Feeds:
Posts
Comments

Posts Tagged ‘uth’


Cana-Wedding-Village-ancient-Holy-Land-pictureSaturday, July 17, 2021

Ruth 1:19-22

Return to Bethlehem

As we have mentioned earlier this week, the people in this story are part of Jesus’ family tree, and as always with Scripture, we see God in the daily living of these ordinary lives lived in an extraordinary way. The message is clear if we might only look and listen: if something is bound to happen, no one can intervene, and if something is not going to take place, no one can cause it to take place . . . except God. God is in charge.

I like this story because it shows the proper covenant relationship between God the creator and us, God’s creatures. God is always present; it is we who struggle to perceive this presence. When we pause to reflect and to look more closely, we might watch God take action through people who respond to God’s call. In this way then, we can say that we mediate God’s actions.

This story shows how tragedy can be transformed by allowing God’s love to move through us, and allowing God’s love to be actualized through us. Are we not constantly surprised by the inverted way in which God works in our lives?

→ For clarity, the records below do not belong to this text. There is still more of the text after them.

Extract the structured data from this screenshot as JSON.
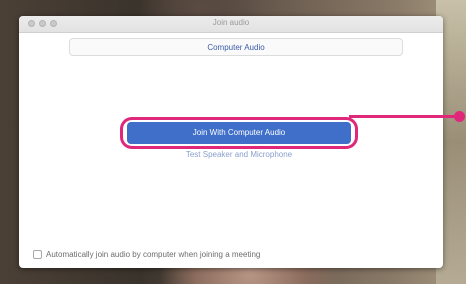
{
  "window": {
    "title": "Join audio"
  },
  "tabs": [
    {
      "label": "Computer Audio"
    }
  ],
  "main": {
    "join_button": "Join With Computer Audio",
    "test_link": "Test Speaker and Microphone"
  },
  "footer": {
    "auto_join_label": "Automatically join audio by computer when joining a meeting",
    "auto_join_checked": false
  },
  "colors": {
    "accent": "#3f6fc9",
    "highlight": "#e0287a",
    "link": "#8aa0cc"
  }
}
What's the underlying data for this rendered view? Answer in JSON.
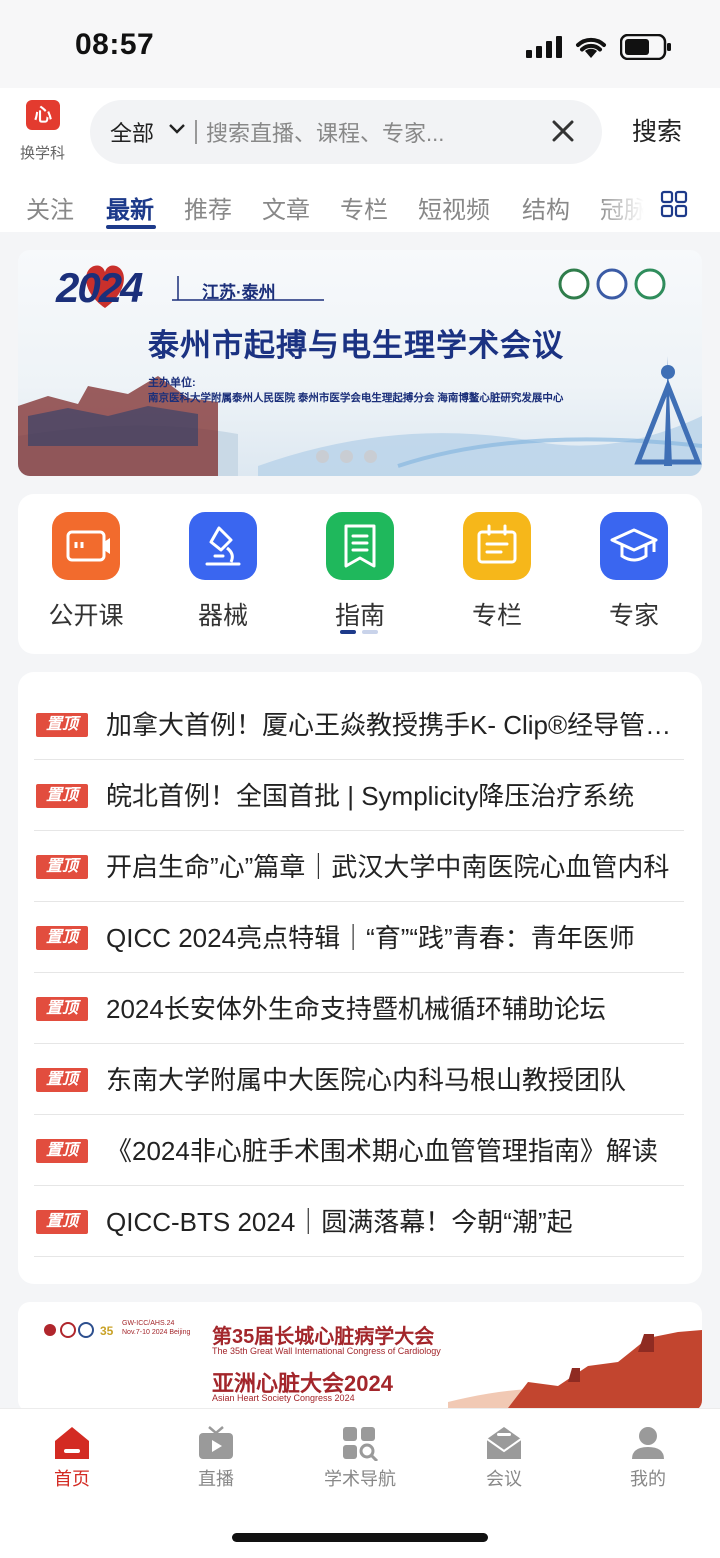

Jeff Cavins writes, “The story of Ruth is almost a story of Judges in reverse: she is a woman from a pagan nation whose people were hostile to Israel (it was Moabite women who seduced Israel to worship Baal at Peor, and Moab’s king Balak who summoned Baalam to curse Israel back in Numbers 22-25). But Ruth forsakes the gods of Moab to faithfully serve Yahweh. That chapter 4 recognizes Ruth as an ancestress of David, and that Matthew includes her in the genealogy of Jesus helps us remember that God’s ultimate plan was to include all nations in His family. Ruth is in many ways what Israel was called to be.”

Today’s citation is early in Ruth’s story and follows the famous “Whither thou goest” line in verses 16 and 17. The women return to Bethlehem at the start of the barley harvest, a harvest which plays an important part in the story that is unfolding. The town celebrates this return as do we.

Recalling that women without men held little value in these ancient times, we can only stand in awe of Ruth and Naomi’s courage in the face of tragedy. We can only hope to see these ordinary lives as extraordinary models for us to follow. We can only believe that God works with us through our own tragedies and joys . . . so let us be open to God’s word in us today.


Jeff Cavins, Sarah Christmeyer and Tim Gray, THE GREAT ADVENTURE: A JOURNEY THROUGH THE BIBLE. Ascension Press, 2007.

Adapted from a Favorite written on August 14, 2007.

Image from: http://www.christianholyland.com/ancient-holyland-photos/cana-wedding-village-ancient-holy-land-picture-2

Read Full Post »

%d bloggers like this: